• _Your instructions_: Give back the records below exactly, every one, with no pictures.
:::
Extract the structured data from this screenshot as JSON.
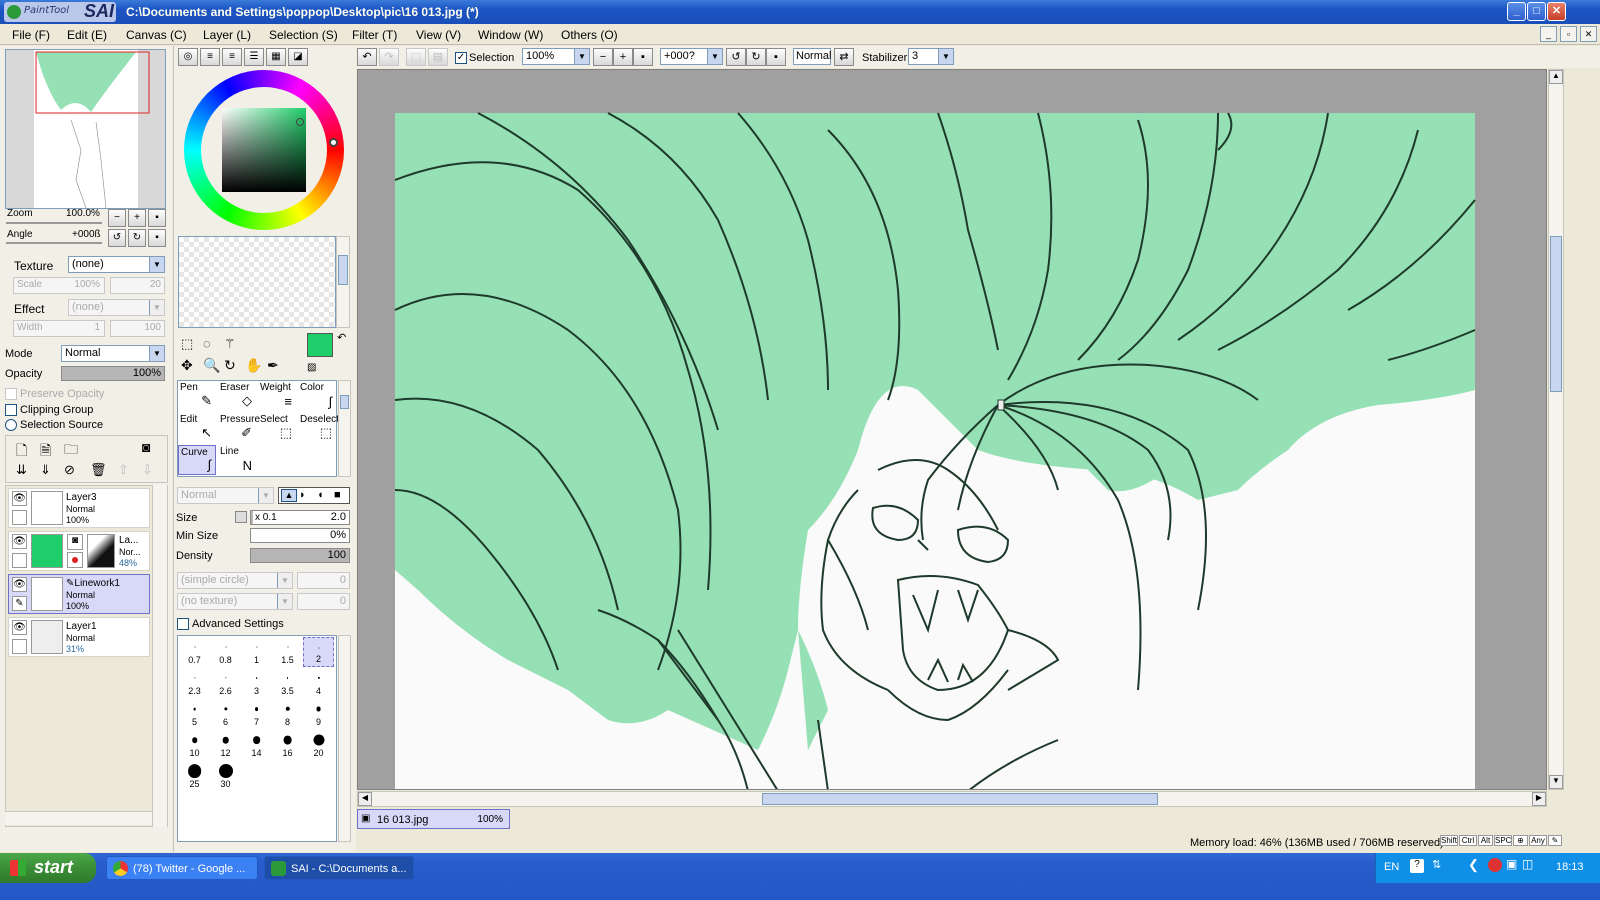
{
  "window": {
    "app_name": "PaintTool",
    "app_logo": "SAI",
    "title_path": "C:\\Documents and Settings\\poppop\\Desktop\\pic\\16 013.jpg (*)",
    "min_label": "_",
    "max_label": "□",
    "close_label": "✕"
  },
  "menu": [
    "File (F)",
    "Edit (E)",
    "Canvas (C)",
    "Layer (L)",
    "Selection (S)",
    "Filter (T)",
    "View (V)",
    "Window (W)",
    "Others (O)"
  ],
  "navigator": {
    "zoom_label": "Zoom",
    "zoom_value": "100.0%",
    "angle_label": "Angle",
    "angle_value": "+000ß"
  },
  "layer_props": {
    "texture_label": "Texture",
    "texture_value": "(none)",
    "scale_label": "Scale",
    "scale_value": "100%",
    "scale_amount": "20",
    "effect_label": "Effect",
    "effect_value": "(none)",
    "width_label": "Width",
    "width_value": "1",
    "width_amount": "100",
    "mode_label": "Mode",
    "mode_value": "Normal",
    "opacity_label": "Opacity",
    "opacity_value": "100%",
    "opacity_fraction": 1.0,
    "preserve_opacity": "Preserve Opacity",
    "clipping_group": "Clipping Group",
    "selection_source": "Selection Source"
  },
  "layers": [
    {
      "name": "Layer3",
      "mode": "Normal",
      "opacity": "100%"
    },
    {
      "name": "La...",
      "mode": "Nor...",
      "opacity": "48%"
    },
    {
      "name": "Linework1",
      "mode": "Normal",
      "opacity": "100%"
    },
    {
      "name": "Layer1",
      "mode": "Normal",
      "opacity": "31%"
    }
  ],
  "tools": [
    {
      "name": "Pen",
      "icon": "pen-icon",
      "glyph": "✎"
    },
    {
      "name": "Eraser",
      "icon": "eraser-icon",
      "glyph": "◇"
    },
    {
      "name": "Weight",
      "icon": "weight-icon",
      "glyph": "≡"
    },
    {
      "name": "Color",
      "icon": "color-icon",
      "glyph": "∫"
    },
    {
      "name": "Edit",
      "icon": "edit-icon",
      "glyph": "↖"
    },
    {
      "name": "Pressure",
      "icon": "pressure-icon",
      "glyph": "✐"
    },
    {
      "name": "Select",
      "icon": "select-icon",
      "glyph": "⬚"
    },
    {
      "name": "Deselect",
      "icon": "deselect-icon",
      "glyph": "⬚"
    },
    {
      "name": "Curve",
      "icon": "curve-icon",
      "glyph": "∫"
    },
    {
      "name": "Line",
      "icon": "line-icon",
      "glyph": "N"
    }
  ],
  "brush": {
    "blend_mode": "Normal",
    "size_label": "Size",
    "size_multiplier": "x 0.1",
    "size_value": "2.0",
    "min_size_label": "Min Size",
    "min_size_value": "0%",
    "min_size_fraction": 0.0,
    "density_label": "Density",
    "density_value": "100",
    "density_fraction": 1.0,
    "shape": "(simple circle)",
    "shape_amount": "0",
    "texture": "(no texture)",
    "texture_amount": "0",
    "advanced_settings": "Advanced Settings",
    "sizes": [
      "0.7",
      "0.8",
      "1",
      "1.5",
      "2",
      "2.3",
      "2.6",
      "3",
      "3.5",
      "4",
      "5",
      "6",
      "7",
      "8",
      "9",
      "10",
      "12",
      "14",
      "16",
      "20",
      "25",
      "30"
    ],
    "selected_size": "2"
  },
  "toolbar": {
    "selection_label": "Selection",
    "zoom_value": "100%",
    "angle_value": "+000?",
    "mode_value": "Normal",
    "stabilizer_label": "Stabilizer",
    "stabilizer_value": "3"
  },
  "colors": {
    "main_color": "#1fce6a",
    "hair_color": "#96e0b6",
    "line_color": "#1e3a2a"
  },
  "document_tab": {
    "name": "16 013.jpg",
    "zoom": "100%"
  },
  "status": {
    "memory": "Memory load: 46% (136MB used / 706MB reserved)",
    "keys": [
      "Shift",
      "Ctrl",
      "Alt",
      "SPC",
      "Any"
    ]
  },
  "taskbar": {
    "start": "start",
    "items": [
      "(78) Twitter - Google ...",
      "SAI - C:\\Documents a..."
    ],
    "lang": "EN",
    "time": "18:13"
  }
}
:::
• _Response for this exercise_:
Extract the structured data from this screenshot as JSON.
{
  "window": {
    "app_name": "PaintTool",
    "app_logo": "SAI",
    "title_path": "C:\\Documents and Settings\\poppop\\Desktop\\pic\\16 013.jpg (*)",
    "min_label": "_",
    "max_label": "□",
    "close_label": "✕"
  },
  "menu": [
    "File (F)",
    "Edit (E)",
    "Canvas (C)",
    "Layer (L)",
    "Selection (S)",
    "Filter (T)",
    "View (V)",
    "Window (W)",
    "Others (O)"
  ],
  "navigator": {
    "zoom_label": "Zoom",
    "zoom_value": "100.0%",
    "angle_label": "Angle",
    "angle_value": "+000ß"
  },
  "layer_props": {
    "texture_label": "Texture",
    "texture_value": "(none)",
    "scale_label": "Scale",
    "scale_value": "100%",
    "scale_amount": "20",
    "effect_label": "Effect",
    "effect_value": "(none)",
    "width_label": "Width",
    "width_value": "1",
    "width_amount": "100",
    "mode_label": "Mode",
    "mode_value": "Normal",
    "opacity_label": "Opacity",
    "opacity_value": "100%",
    "opacity_fraction": 1.0,
    "preserve_opacity": "Preserve Opacity",
    "clipping_group": "Clipping Group",
    "selection_source": "Selection Source"
  },
  "layers": [
    {
      "name": "Layer3",
      "mode": "Normal",
      "opacity": "100%"
    },
    {
      "name": "La...",
      "mode": "Nor...",
      "opacity": "48%"
    },
    {
      "name": "Linework1",
      "mode": "Normal",
      "opacity": "100%"
    },
    {
      "name": "Layer1",
      "mode": "Normal",
      "opacity": "31%"
    }
  ],
  "tools": [
    {
      "name": "Pen",
      "icon": "pen-icon",
      "glyph": "✎"
    },
    {
      "name": "Eraser",
      "icon": "eraser-icon",
      "glyph": "◇"
    },
    {
      "name": "Weight",
      "icon": "weight-icon",
      "glyph": "≡"
    },
    {
      "name": "Color",
      "icon": "color-icon",
      "glyph": "∫"
    },
    {
      "name": "Edit",
      "icon": "edit-icon",
      "glyph": "↖"
    },
    {
      "name": "Pressure",
      "icon": "pressure-icon",
      "glyph": "✐"
    },
    {
      "name": "Select",
      "icon": "select-icon",
      "glyph": "⬚"
    },
    {
      "name": "Deselect",
      "icon": "deselect-icon",
      "glyph": "⬚"
    },
    {
      "name": "Curve",
      "icon": "curve-icon",
      "glyph": "∫"
    },
    {
      "name": "Line",
      "icon": "line-icon",
      "glyph": "N"
    }
  ],
  "brush": {
    "blend_mode": "Normal",
    "size_label": "Size",
    "size_multiplier": "x 0.1",
    "size_value": "2.0",
    "min_size_label": "Min Size",
    "min_size_value": "0%",
    "min_size_fraction": 0.0,
    "density_label": "Density",
    "density_value": "100",
    "density_fraction": 1.0,
    "shape": "(simple circle)",
    "shape_amount": "0",
    "texture": "(no texture)",
    "texture_amount": "0",
    "advanced_settings": "Advanced Settings",
    "sizes": [
      "0.7",
      "0.8",
      "1",
      "1.5",
      "2",
      "2.3",
      "2.6",
      "3",
      "3.5",
      "4",
      "5",
      "6",
      "7",
      "8",
      "9",
      "10",
      "12",
      "14",
      "16",
      "20",
      "25",
      "30"
    ],
    "selected_size": "2"
  },
  "toolbar": {
    "selection_label": "Selection",
    "zoom_value": "100%",
    "angle_value": "+000?",
    "mode_value": "Normal",
    "stabilizer_label": "Stabilizer",
    "stabilizer_value": "3"
  },
  "colors": {
    "main_color": "#1fce6a",
    "hair_color": "#96e0b6",
    "line_color": "#1e3a2a"
  },
  "document_tab": {
    "name": "16 013.jpg",
    "zoom": "100%"
  },
  "status": {
    "memory": "Memory load: 46% (136MB used / 706MB reserved)",
    "keys": [
      "Shift",
      "Ctrl",
      "Alt",
      "SPC",
      "Any"
    ]
  },
  "taskbar": {
    "start": "start",
    "items": [
      "(78) Twitter - Google ...",
      "SAI - C:\\Documents a..."
    ],
    "lang": "EN",
    "time": "18:13"
  }
}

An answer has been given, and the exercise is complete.